When the state requires a permit for concealed carry and does not permit open carry, it is not allowing for the exercise of the right to bear arms. Frankly, the “right to bear arms” language of the Second Amendment doesn’t specify how those arms may be borne. We know its an historical fact that in colonial times, people carried arms both concealed and openly. Neither method of carry was considered a crime, and neither method of carry required a permit. The colonists (and early Americans) carried concealed and openly by right. Tell me, how did one of these rights become criminalized in some jurisdiction and how did the other become a regulated privilege? Between these to infringements, the right to “bear arms” does not exist at all in some jurisdictions.

    tom swift in reply to DaveGinOly. | February 14, 2014 at 5:02 am

    Frankly, the “right to bear arms” language of the Second Amendment doesn’t specify how those arms may be borne.

    Well, yes, it does, it specifies that it shall not be infringed. Attempts to circumscribe the right by limiting

    (i) which people may keep and bear arms
    (ii) which arms the people may keep and bear
    (iii) when the people may keep and bear arms
    (iv) where the people may keep and bear arms
    (v) in what manner the people may keep and bear arms (as in, concealed, open carry, locked up, painted in various decorator colors, etc)

    puts a bit more strain on the word “uninfringed” than we can reasonably expect it to bear.

      tom swift in reply to tom swift. | February 14, 2014 at 5:08 am

      Oops, obviously, that’s “shall not be infringed”, not “uninfringed”. Same thing; but in quotes, we’d like it to match the real deal.

    Another Voice in reply to DaveGinOly. | February 14, 2014 at 8:13 pm

    As Liberal State Governors, (Cuomo) and Federal Legislatures (Feinstein/Pelosi/Reid) push to enact and manipulate the 2nd Amendment to fit a socialist agenda, it has to be knowingly that much will be disallowed but parts of the legislation will prevail in ways as to constrict and make the right to bear arms a formidable task, not impossible, just down right punitive if you do. Why the Obama administration has had all his departments doing continuous massive purchases and hoarding of ammunition; preemptive steps limiting the ability of gun owners to obtain Ammo, either by availability in the free market or by import via the U.N. Arms agreement.
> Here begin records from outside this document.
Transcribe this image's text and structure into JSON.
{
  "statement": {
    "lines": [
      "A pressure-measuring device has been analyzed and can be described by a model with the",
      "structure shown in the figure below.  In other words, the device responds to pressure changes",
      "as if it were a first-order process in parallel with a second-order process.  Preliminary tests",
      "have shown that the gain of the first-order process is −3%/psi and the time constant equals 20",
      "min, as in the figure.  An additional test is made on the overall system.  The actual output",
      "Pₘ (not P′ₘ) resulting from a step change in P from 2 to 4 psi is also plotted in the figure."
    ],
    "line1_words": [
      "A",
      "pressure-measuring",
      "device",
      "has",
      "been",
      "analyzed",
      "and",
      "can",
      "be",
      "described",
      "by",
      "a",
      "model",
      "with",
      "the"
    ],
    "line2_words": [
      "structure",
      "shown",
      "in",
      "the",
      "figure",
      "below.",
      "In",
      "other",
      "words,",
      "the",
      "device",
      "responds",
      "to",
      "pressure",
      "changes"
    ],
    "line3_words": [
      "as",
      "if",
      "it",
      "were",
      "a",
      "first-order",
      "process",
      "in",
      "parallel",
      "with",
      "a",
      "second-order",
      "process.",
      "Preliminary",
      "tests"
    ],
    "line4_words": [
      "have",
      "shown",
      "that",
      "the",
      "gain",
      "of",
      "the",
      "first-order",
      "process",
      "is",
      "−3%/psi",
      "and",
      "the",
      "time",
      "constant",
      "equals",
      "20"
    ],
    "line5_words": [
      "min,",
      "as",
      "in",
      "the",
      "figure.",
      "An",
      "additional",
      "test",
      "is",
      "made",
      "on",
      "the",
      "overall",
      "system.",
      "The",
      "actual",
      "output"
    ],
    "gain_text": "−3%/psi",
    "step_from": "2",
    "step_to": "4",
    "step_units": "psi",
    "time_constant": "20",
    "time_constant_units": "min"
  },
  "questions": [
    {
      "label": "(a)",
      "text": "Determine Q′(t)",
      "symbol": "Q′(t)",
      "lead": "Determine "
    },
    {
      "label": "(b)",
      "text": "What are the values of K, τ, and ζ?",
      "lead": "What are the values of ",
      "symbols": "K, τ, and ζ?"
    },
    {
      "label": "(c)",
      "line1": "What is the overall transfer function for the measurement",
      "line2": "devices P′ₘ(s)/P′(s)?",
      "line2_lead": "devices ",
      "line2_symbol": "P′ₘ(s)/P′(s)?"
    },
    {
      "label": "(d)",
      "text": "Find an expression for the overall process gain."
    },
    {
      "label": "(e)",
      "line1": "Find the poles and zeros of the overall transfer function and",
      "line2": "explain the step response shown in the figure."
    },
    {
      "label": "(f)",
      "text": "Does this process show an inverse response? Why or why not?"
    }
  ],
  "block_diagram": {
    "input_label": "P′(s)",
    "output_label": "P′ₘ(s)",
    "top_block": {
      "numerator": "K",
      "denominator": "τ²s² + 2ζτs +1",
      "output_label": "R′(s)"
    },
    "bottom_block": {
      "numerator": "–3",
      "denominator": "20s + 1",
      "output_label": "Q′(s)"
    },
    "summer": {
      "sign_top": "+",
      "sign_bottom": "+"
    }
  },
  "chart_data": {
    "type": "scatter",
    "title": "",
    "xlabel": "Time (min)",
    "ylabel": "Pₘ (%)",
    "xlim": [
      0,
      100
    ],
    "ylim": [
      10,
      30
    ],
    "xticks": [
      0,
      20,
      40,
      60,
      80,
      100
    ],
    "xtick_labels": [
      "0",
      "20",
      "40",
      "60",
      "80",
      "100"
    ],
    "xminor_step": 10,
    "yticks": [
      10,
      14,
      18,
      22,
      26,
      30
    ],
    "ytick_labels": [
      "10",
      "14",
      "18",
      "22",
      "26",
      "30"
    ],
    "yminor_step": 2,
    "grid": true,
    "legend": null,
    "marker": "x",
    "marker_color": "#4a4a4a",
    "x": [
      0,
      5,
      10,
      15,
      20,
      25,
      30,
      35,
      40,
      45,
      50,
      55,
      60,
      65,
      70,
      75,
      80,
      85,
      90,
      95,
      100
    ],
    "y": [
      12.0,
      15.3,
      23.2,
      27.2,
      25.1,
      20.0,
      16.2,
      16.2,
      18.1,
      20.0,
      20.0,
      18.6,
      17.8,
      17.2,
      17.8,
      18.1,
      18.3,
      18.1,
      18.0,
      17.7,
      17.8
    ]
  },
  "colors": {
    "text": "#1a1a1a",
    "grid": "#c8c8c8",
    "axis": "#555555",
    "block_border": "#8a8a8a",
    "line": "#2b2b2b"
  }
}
When the SCOTUS does make their rulings upholding 2nd Amendment rights, the ability to bear arms will stand, but the ability to buy ammunition will be extremely prohibitive to all but a few. What remains will be a Neutered 2nd Amendment.
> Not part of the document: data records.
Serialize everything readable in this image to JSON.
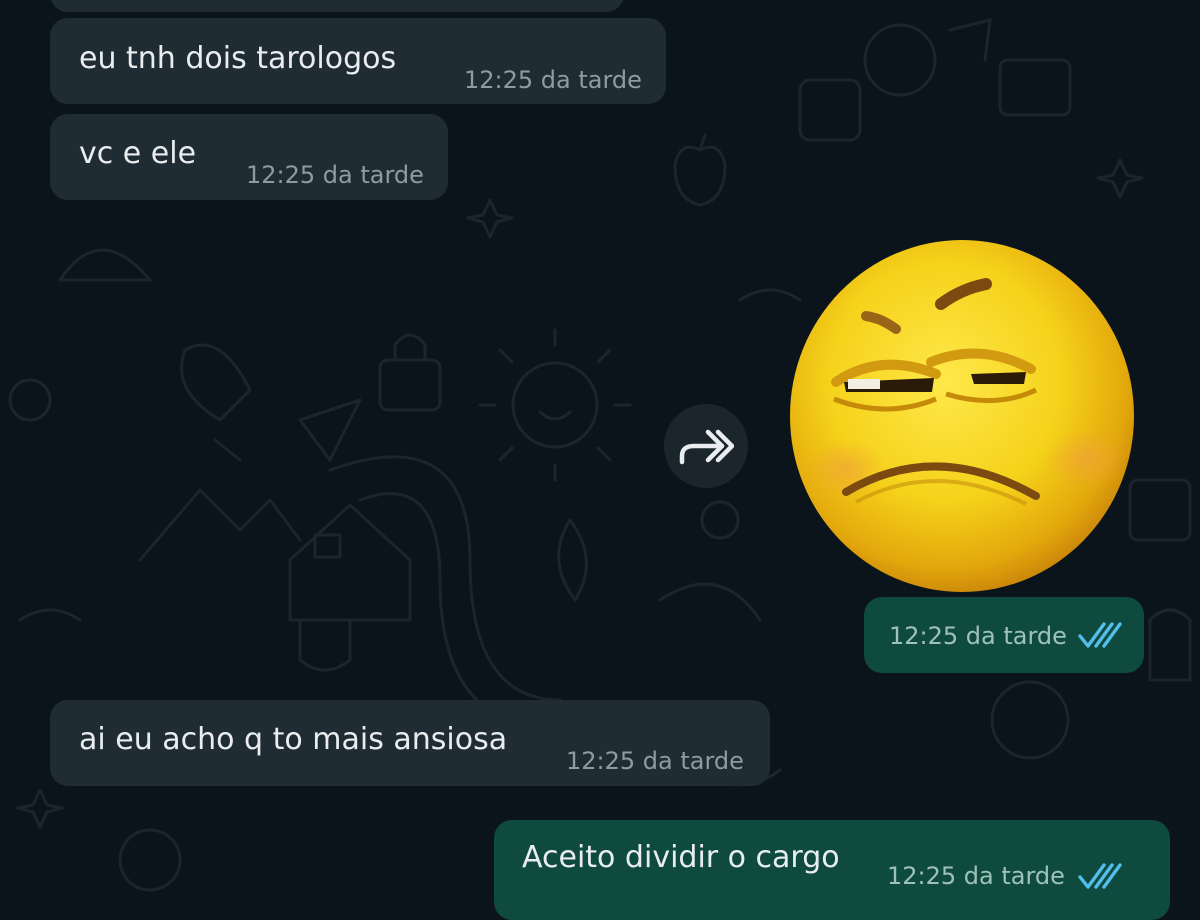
{
  "messages": [
    {
      "direction": "incoming",
      "text": "eu tnh dois tarologos",
      "time": "12:25 da tarde"
    },
    {
      "direction": "incoming",
      "text": "vc e ele",
      "time": "12:25 da tarde"
    },
    {
      "direction": "outgoing",
      "type": "sticker",
      "sticker": "annoyed-yellow-face",
      "time": "12:25 da tarde",
      "status": "read"
    },
    {
      "direction": "incoming",
      "text": "ai eu acho q to mais ansiosa",
      "time": "12:25 da tarde"
    },
    {
      "direction": "outgoing",
      "text": "Aceito dividir o cargo",
      "time": "12:25 da tarde",
      "status": "read"
    }
  ],
  "icons": {
    "forward": "forward-icon",
    "read_receipt": "double-check-icon"
  },
  "colors": {
    "background": "#0b141a",
    "incoming_bubble": "#202c33",
    "outgoing_bubble": "#0f4a3e",
    "read_ticks": "#53bdeb"
  }
}
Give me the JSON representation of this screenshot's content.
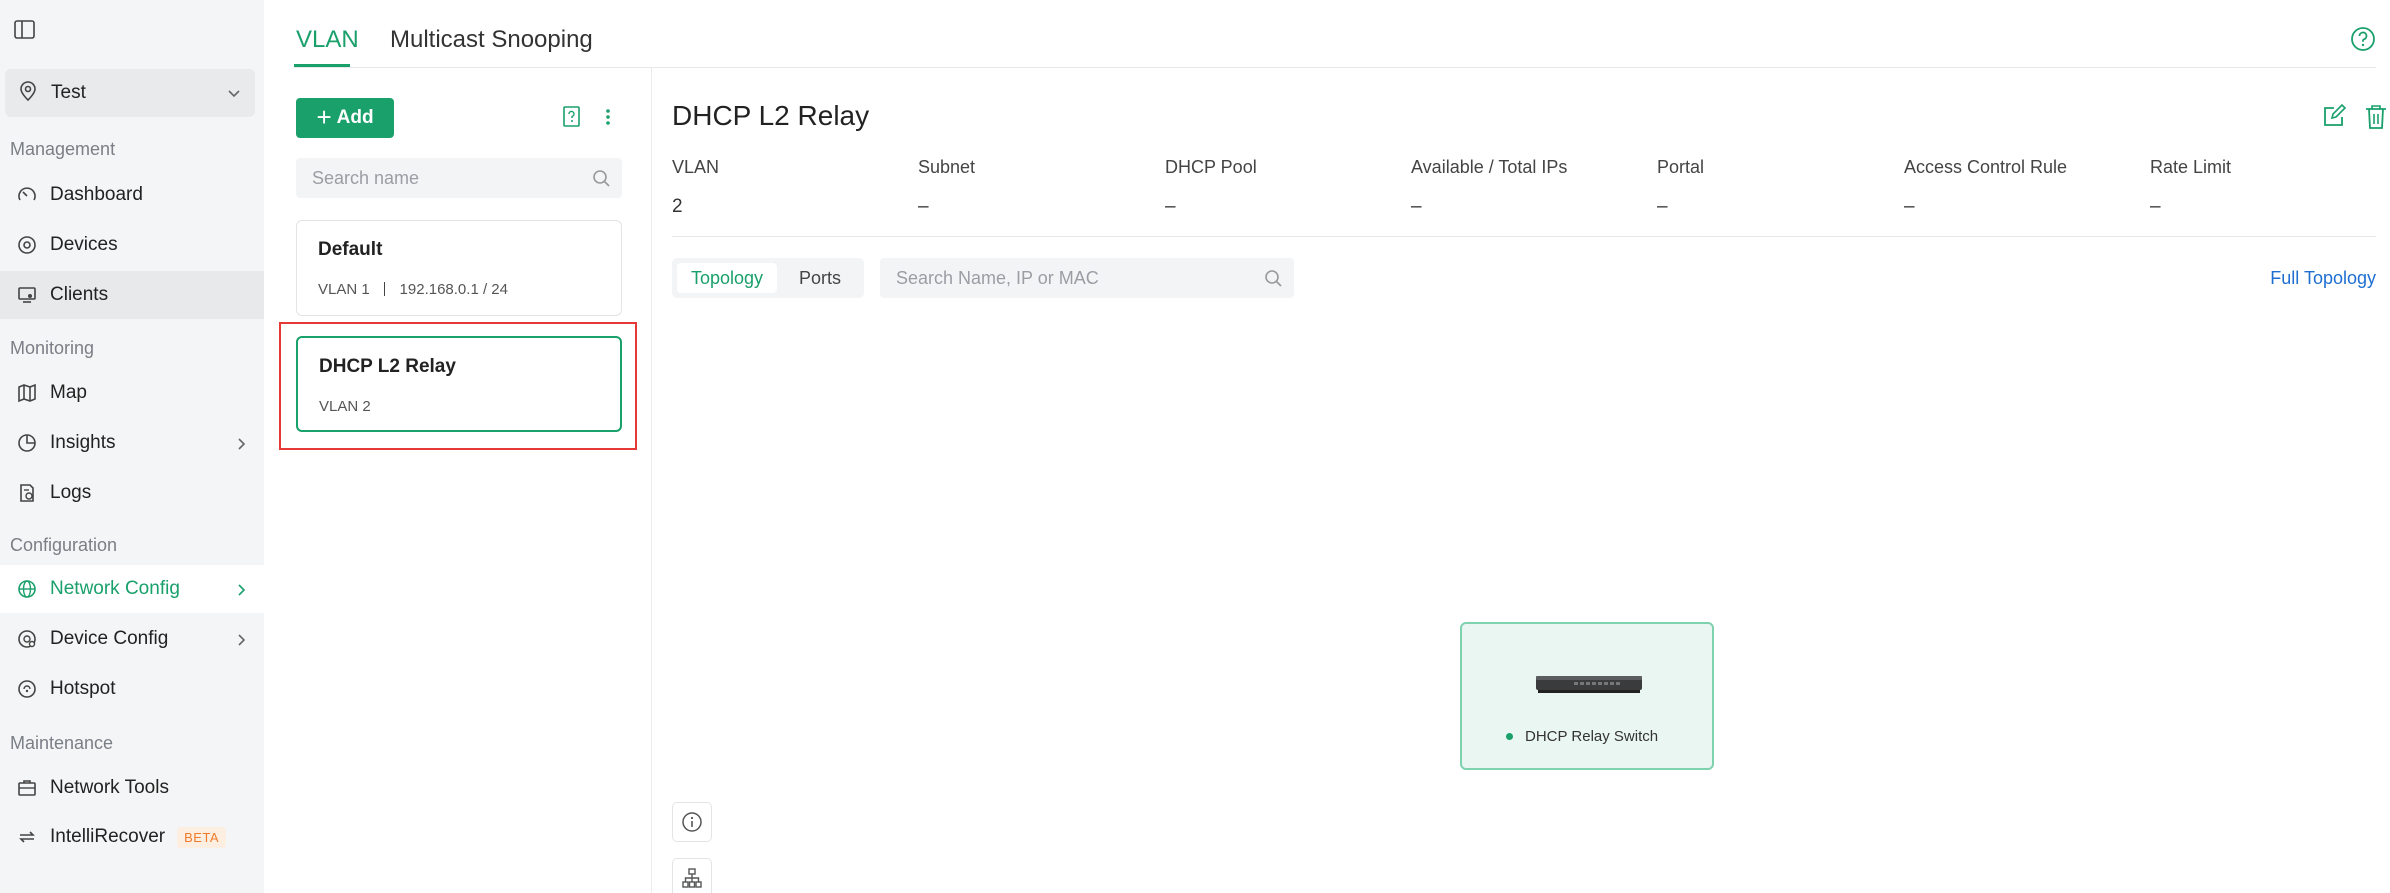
{
  "sidebar": {
    "site": "Test",
    "sections": {
      "management": "Management",
      "monitoring": "Monitoring",
      "configuration": "Configuration",
      "maintenance": "Maintenance"
    },
    "items": {
      "dashboard": "Dashboard",
      "devices": "Devices",
      "clients": "Clients",
      "map": "Map",
      "insights": "Insights",
      "logs": "Logs",
      "network_config": "Network Config",
      "device_config": "Device Config",
      "hotspot": "Hotspot",
      "network_tools": "Network Tools",
      "intellirecover": "IntelliRecover"
    },
    "beta_badge": "BETA"
  },
  "tabs": {
    "vlan": "VLAN",
    "multicast": "Multicast Snooping"
  },
  "list": {
    "add_label": "Add",
    "search_placeholder": "Search name",
    "vlans": [
      {
        "name": "Default",
        "vlan": "VLAN 1",
        "subnet": "192.168.0.1 / 24"
      },
      {
        "name": "DHCP L2 Relay",
        "vlan": "VLAN 2"
      }
    ]
  },
  "detail": {
    "title": "DHCP L2 Relay",
    "fields": [
      {
        "label": "VLAN",
        "value": "2"
      },
      {
        "label": "Subnet",
        "value": "–"
      },
      {
        "label": "DHCP Pool",
        "value": "–"
      },
      {
        "label": "Available / Total IPs",
        "value": "–"
      },
      {
        "label": "Portal",
        "value": "–"
      },
      {
        "label": "Access Control Rule",
        "value": "–"
      },
      {
        "label": "Rate Limit",
        "value": "–"
      }
    ],
    "view_tabs": {
      "topology": "Topology",
      "ports": "Ports"
    },
    "search_placeholder": "Search Name, IP or MAC",
    "full_topology": "Full Topology",
    "node_label": "DHCP Relay Switch"
  },
  "colors": {
    "accent": "#1aa06b",
    "link": "#1f6fd1",
    "highlight": "#e53935",
    "beta": "#f07c2a"
  }
}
I could see the logic in req education on laws of self defense and things to consider before shooting someone. If permits are shall issue then education would be good.
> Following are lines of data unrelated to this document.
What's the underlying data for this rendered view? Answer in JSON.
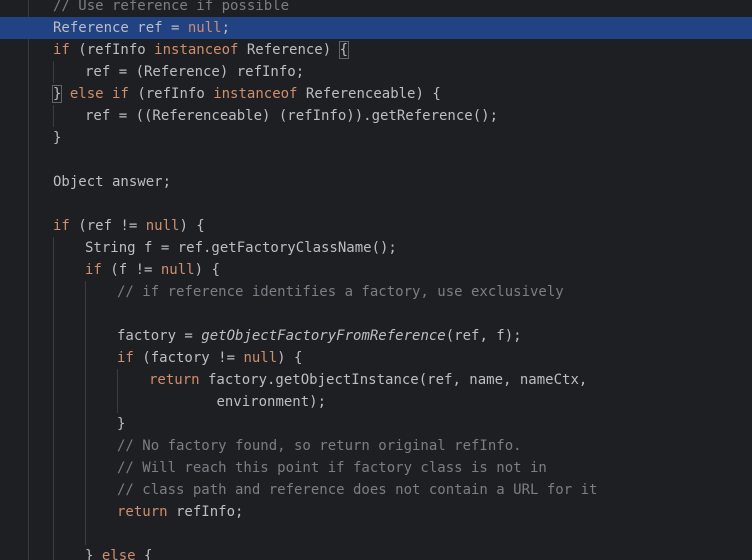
{
  "editor": {
    "language": "java",
    "lines": [
      {
        "indent": 0,
        "tokens": [
          {
            "t": "// Use reference if possible",
            "c": "cm"
          }
        ]
      },
      {
        "indent": 0,
        "highlight": true,
        "tokens": [
          {
            "t": "Reference ref = ",
            "c": "tx"
          },
          {
            "t": "null",
            "c": "kw"
          },
          {
            "t": ";",
            "c": "tx"
          }
        ]
      },
      {
        "indent": 0,
        "tokens": [
          {
            "t": "if",
            "c": "kw"
          },
          {
            "t": " (refInfo ",
            "c": "tx"
          },
          {
            "t": "instanceof",
            "c": "kw"
          },
          {
            "t": " Reference) ",
            "c": "tx"
          },
          {
            "t": "{",
            "c": "caret-brace"
          }
        ]
      },
      {
        "indent": 1,
        "tokens": [
          {
            "t": "ref = (Reference) refInfo;",
            "c": "tx"
          }
        ]
      },
      {
        "indent": 0,
        "tokens": [
          {
            "t": "}",
            "c": "caret-brace"
          },
          {
            "t": " ",
            "c": "tx"
          },
          {
            "t": "else if",
            "c": "kw"
          },
          {
            "t": " (refInfo ",
            "c": "tx"
          },
          {
            "t": "instanceof",
            "c": "kw"
          },
          {
            "t": " Referenceable) {",
            "c": "tx"
          }
        ]
      },
      {
        "indent": 1,
        "tokens": [
          {
            "t": "ref = ((Referenceable) (refInfo)).getReference();",
            "c": "tx"
          }
        ]
      },
      {
        "indent": 0,
        "tokens": [
          {
            "t": "}",
            "c": "tx"
          }
        ]
      },
      {
        "indent": 0,
        "tokens": []
      },
      {
        "indent": 0,
        "tokens": [
          {
            "t": "Object answer;",
            "c": "tx"
          }
        ]
      },
      {
        "indent": 0,
        "tokens": []
      },
      {
        "indent": 0,
        "tokens": [
          {
            "t": "if",
            "c": "kw"
          },
          {
            "t": " (ref != ",
            "c": "tx"
          },
          {
            "t": "null",
            "c": "kw"
          },
          {
            "t": ") {",
            "c": "tx"
          }
        ]
      },
      {
        "indent": 1,
        "tokens": [
          {
            "t": "String f = ref.getFactoryClassName();",
            "c": "tx"
          }
        ]
      },
      {
        "indent": 1,
        "tokens": [
          {
            "t": "if",
            "c": "kw"
          },
          {
            "t": " (f != ",
            "c": "tx"
          },
          {
            "t": "null",
            "c": "kw"
          },
          {
            "t": ") {",
            "c": "tx"
          }
        ]
      },
      {
        "indent": 2,
        "tokens": [
          {
            "t": "// if reference identifies a factory, use exclusively",
            "c": "cm"
          }
        ]
      },
      {
        "indent": 2,
        "tokens": []
      },
      {
        "indent": 2,
        "tokens": [
          {
            "t": "factory = ",
            "c": "tx"
          },
          {
            "t": "getObjectFactoryFromReference",
            "c": "fn"
          },
          {
            "t": "(ref, f);",
            "c": "tx"
          }
        ]
      },
      {
        "indent": 2,
        "tokens": [
          {
            "t": "if",
            "c": "kw"
          },
          {
            "t": " (factory != ",
            "c": "tx"
          },
          {
            "t": "null",
            "c": "kw"
          },
          {
            "t": ") {",
            "c": "tx"
          }
        ]
      },
      {
        "indent": 3,
        "tokens": [
          {
            "t": "return",
            "c": "kw"
          },
          {
            "t": " factory.getObjectInstance(ref, name, nameCtx,",
            "c": "tx"
          }
        ]
      },
      {
        "indent": 3,
        "extra": "        ",
        "tokens": [
          {
            "t": "environment);",
            "c": "tx"
          }
        ]
      },
      {
        "indent": 2,
        "tokens": [
          {
            "t": "}",
            "c": "tx"
          }
        ]
      },
      {
        "indent": 2,
        "tokens": [
          {
            "t": "// No factory found, so return original refInfo.",
            "c": "cm"
          }
        ]
      },
      {
        "indent": 2,
        "tokens": [
          {
            "t": "// Will reach this point if factory class is not in",
            "c": "cm"
          }
        ]
      },
      {
        "indent": 2,
        "tokens": [
          {
            "t": "// class path and reference does not contain a URL for it",
            "c": "cm"
          }
        ]
      },
      {
        "indent": 2,
        "tokens": [
          {
            "t": "return",
            "c": "kw"
          },
          {
            "t": " refInfo;",
            "c": "tx"
          }
        ]
      },
      {
        "indent": 2,
        "tokens": []
      },
      {
        "indent": 1,
        "tokens": [
          {
            "t": "} ",
            "c": "tx"
          },
          {
            "t": "else",
            "c": "kw"
          },
          {
            "t": " {",
            "c": "tx"
          }
        ]
      }
    ],
    "colors": {
      "background": "#1e1f22",
      "keyword": "#cf8e6d",
      "comment": "#7a7e85",
      "text": "#bcbec4",
      "highlight": "#214283"
    }
  }
}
We ought to be going after EVERY limitation on the 2nd Amendment the way the Left goes after everything they consider to reduce access to voting (even though they don’t have any Constitutional support for their fight), and with the same tactics.

“the right of the people to keep and bear arms shall not be infringed.”

ALL of the current restrictions violate this.

If D’s want to place a limit on it, they could propose Amending the Constitution.

California USED to allow open carry — although the guns had to be unloaded. I’m not sure what good that does. I guess you ask the mugger to hold on while you load your gun.

Anyway, it scared too many sheep, so they just outlawed it.

It appears that the 3rd and 9th U.S. Circuit Court of Appeals contradict each other.

“Wyoming is leading a coalition of 19 states asking the U.S. Supreme Court to let them submit a brief supporting a New Jersey man’s challenge to that state’s concealed weapons law.
The Wyoming Attorney General’s Office, acting as lawyer for Wyoming and the other states, on Wednesday asked the Supreme Court to grant a hearing to John M. Drake and others who are challenging a recent appeals court ruling.
A three-judge panel of the 3rd U.S. Circuit Court of Appeals last summer ruled against Drake’s challenge to a provision in New Jersey law that says people seeking permits to carry a concealed firearm must prove to police that they have a justifiable need.”